▶ [Component data from apps and pages]:
▼

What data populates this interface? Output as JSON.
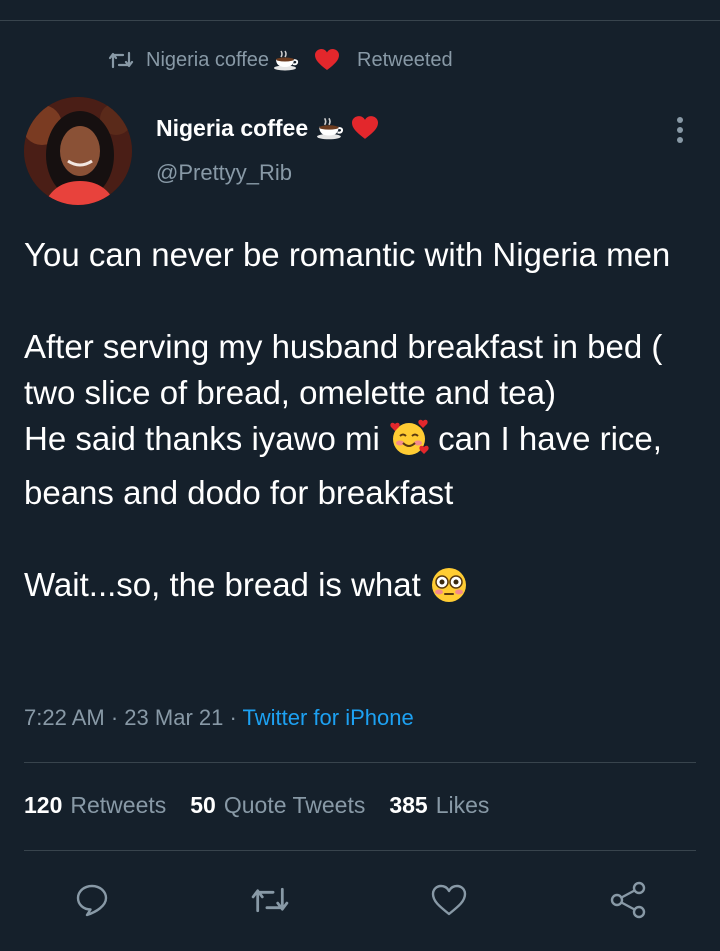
{
  "retweet_bar": {
    "name": "Nigeria coffee",
    "suffix": "Retweeted",
    "icon": "retweet-icon"
  },
  "author": {
    "name": "Nigeria coffee",
    "handle": "@Prettyy_Rib",
    "emojis": [
      "hot-beverage",
      "red-heart"
    ]
  },
  "tweet": {
    "para1": "You can never be romantic with Nigeria men",
    "para2_line1": "After serving my husband breakfast in bed ( two slice of bread, omelette and tea)",
    "para2_line2_before": "He said thanks iyawo mi",
    "para2_line2_after": "can I have rice, beans and dodo for breakfast",
    "para3_before": "Wait...so, the bread is what"
  },
  "meta": {
    "time": "7:22 AM",
    "sep": "·",
    "date": "23 Mar 21",
    "source": "Twitter for iPhone"
  },
  "stats": {
    "retweets_count": "120",
    "retweets_label": "Retweets",
    "quotes_count": "50",
    "quotes_label": "Quote Tweets",
    "likes_count": "385",
    "likes_label": "Likes"
  },
  "actions": [
    "reply-icon",
    "retweet-icon",
    "like-icon",
    "share-icon"
  ],
  "colors": {
    "background": "#15202b",
    "muted": "#8899a6",
    "link": "#1da1f2",
    "divider": "#38444d"
  }
}
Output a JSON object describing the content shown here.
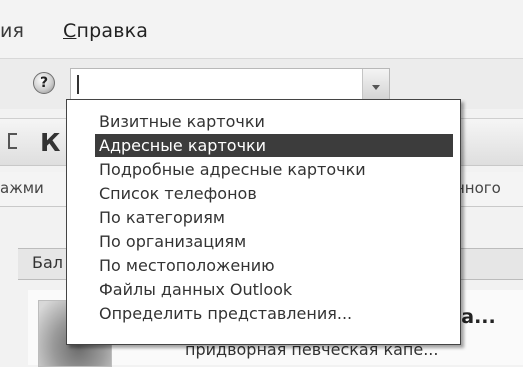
{
  "menubar": {
    "items": [
      {
        "label": "ия"
      },
      {
        "mnemonic": "С",
        "rest": "правка"
      }
    ]
  },
  "toolbar": {
    "help_icon": "question-circle-icon",
    "help_glyph": "?",
    "view_combo": {
      "value": "",
      "dropdown_icon": "chevron-down-icon"
    }
  },
  "pane": {
    "title_fragment": "К",
    "hint_left": "ажми",
    "hint_right": "нного",
    "tab_label": "Бал",
    "contact_name_fragment": "ба...",
    "contact_sub_fragment": "придворная певческая капе..."
  },
  "view_dropdown": {
    "selected_index": 1,
    "options": [
      "Визитные карточки",
      "Адресные карточки",
      "Подробные адресные карточки",
      "Список телефонов",
      "По категориям",
      "По организациям",
      "По местоположению",
      "Файлы данных Outlook",
      "Определить представления..."
    ]
  }
}
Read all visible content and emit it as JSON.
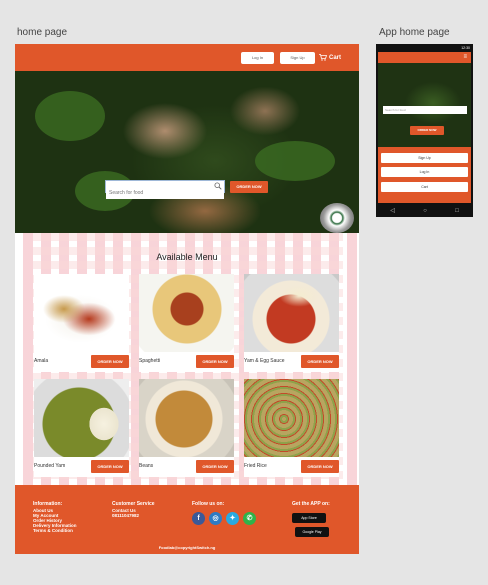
{
  "artboards": {
    "home_label": "home page",
    "app_label": "App home page"
  },
  "header": {
    "login_label": "Log In",
    "signup_label": "Sign Up",
    "cart_label": "Cart",
    "cart_icon": "cart-icon"
  },
  "hero": {
    "search_placeholder": "Search for food",
    "search_icon": "search-icon",
    "order_label": "ORDER NOW"
  },
  "menu": {
    "title": "Available Menu",
    "items": [
      {
        "name": "Amala",
        "button": "ORDER NOW"
      },
      {
        "name": "Spaghetti",
        "button": "ORDER NOW"
      },
      {
        "name": "Yam & Egg Sauce",
        "button": "ORDER NOW"
      },
      {
        "name": "Pounded Yam",
        "button": "ORDER NOW"
      },
      {
        "name": "Beans",
        "button": "ORDER NOW"
      },
      {
        "name": "Fried Rice",
        "button": "ORDER NOW"
      }
    ]
  },
  "footer": {
    "information": {
      "heading": "Information:",
      "links": [
        "About Us",
        "My Account",
        "Order History",
        "Delivery Information",
        "Terms & Condition"
      ]
    },
    "customer_service": {
      "heading": "Customer Service",
      "links": [
        "Contact Us",
        "08111047982"
      ]
    },
    "follow": {
      "heading": "Follow us on:",
      "icons": [
        "facebook-icon",
        "instagram-icon",
        "twitter-icon",
        "whatsapp-icon"
      ]
    },
    "app": {
      "heading": "Get the APP on:",
      "app_store": "App Store",
      "google_play": "Google Play"
    },
    "copyright": "Foodlab@copyrightSwitch.ng"
  },
  "app": {
    "status_time": "12:30",
    "search_placeholder": "Search for food",
    "order_label": "ORDER NOW",
    "signup_label": "Sign Up",
    "login_label": "Log In",
    "cart_label": "Cart"
  },
  "colors": {
    "accent": "#e0572a",
    "footer": "#e0572a"
  }
}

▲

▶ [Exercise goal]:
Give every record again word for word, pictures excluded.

▶ [Response below]:
What data populates this interface? Output as JSON.
{
  "retweet_bar": {
    "name": "Nigeria coffee",
    "suffix": "Retweeted",
    "icon": "retweet-icon"
  },
  "author": {
    "name": "Nigeria coffee",
    "handle": "@Prettyy_Rib",
    "emojis": [
      "hot-beverage",
      "red-heart"
    ]
  },
  "tweet": {
    "para1": "You can never be romantic with Nigeria men",
    "para2_line1": "After serving my husband breakfast in bed ( two slice of bread, omelette and tea)",
    "para2_line2_before": "He said thanks iyawo mi",
    "para2_line2_after": "can I have rice, beans and dodo for breakfast",
    "para3_before": "Wait...so, the bread is what"
  },
  "meta": {
    "time": "7:22 AM",
    "sep": "·",
    "date": "23 Mar 21",
    "source": "Twitter for iPhone"
  },
  "stats": {
    "retweets_count": "120",
    "retweets_label": "Retweets",
    "quotes_count": "50",
    "quotes_label": "Quote Tweets",
    "likes_count": "385",
    "likes_label": "Likes"
  },
  "actions": [
    "reply-icon",
    "retweet-icon",
    "like-icon",
    "share-icon"
  ],
  "colors": {
    "background": "#15202b",
    "muted": "#8899a6",
    "link": "#1da1f2",
    "divider": "#38444d"
  }
}
Output a JSON object describing the content shown here.
{
  "menubar": {
    "items": [
      {
        "label": "ия"
      },
      {
        "mnemonic": "С",
        "rest": "правка"
      }
    ]
  },
  "toolbar": {
    "help_icon": "question-circle-icon",
    "help_glyph": "?",
    "view_combo": {
      "value": "",
      "dropdown_icon": "chevron-down-icon"
    }
  },
  "pane": {
    "title_fragment": "К",
    "hint_left": "ажми",
    "hint_right": "нного",
    "tab_label": "Бал",
    "contact_name_fragment": "ба...",
    "contact_sub_fragment": "придворная певческая капе..."
  },
  "view_dropdown": {
    "selected_index": 1,
    "options": [
      "Визитные карточки",
      "Адресные карточки",
      "Подробные адресные карточки",
      "Список телефонов",
      "По категориям",
      "По организациям",
      "По местоположению",
      "Файлы данных Outlook",
      "Определить представления..."
    ]
  }
}
Read all visible content and emit it as JSON.
{
  "artboards": {
    "home_label": "home page",
    "app_label": "App home page"
  },
  "header": {
    "login_label": "Log In",
    "signup_label": "Sign Up",
    "cart_label": "Cart",
    "cart_icon": "cart-icon"
  },
  "hero": {
    "search_placeholder": "Search for food",
    "search_icon": "search-icon",
    "order_label": "ORDER NOW"
  },
  "menu": {
    "title": "Available Menu",
    "items": [
      {
        "name": "Amala",
        "button": "ORDER NOW"
      },
      {
        "name": "Spaghetti",
        "button": "ORDER NOW"
      },
      {
        "name": "Yam & Egg Sauce",
        "button": "ORDER NOW"
      },
      {
        "name": "Pounded Yam",
        "button": "ORDER NOW"
      },
      {
        "name": "Beans",
        "button": "ORDER NOW"
      },
      {
        "name": "Fried Rice",
        "button": "ORDER NOW"
      }
    ]
  },
  "footer": {
    "information": {
      "heading": "Information:",
      "links": [
        "About Us",
        "My Account",
        "Order History",
        "Delivery Information",
        "Terms & Condition"
      ]
    },
    "customer_service": {
      "heading": "Customer Service",
      "links": [
        "Contact Us",
        "08111047982"
      ]
    },
    "follow": {
      "heading": "Follow us on:",
      "icons": [
        "facebook-icon",
        "instagram-icon",
        "twitter-icon",
        "whatsapp-icon"
      ]
    },
    "app": {
      "heading": "Get the APP on:",
      "app_store": "App Store",
      "google_play": "Google Play"
    },
    "copyright": "Foodlab@copyrightSwitch.ng"
  },
  "app": {
    "status_time": "12:30",
    "search_placeholder": "Search for food",
    "order_label": "ORDER NOW",
    "signup_label": "Sign Up",
    "login_label": "Log In",
    "cart_label": "Cart"
  },
  "colors": {
    "accent": "#e0572a",
    "footer": "#e0572a"
  }
}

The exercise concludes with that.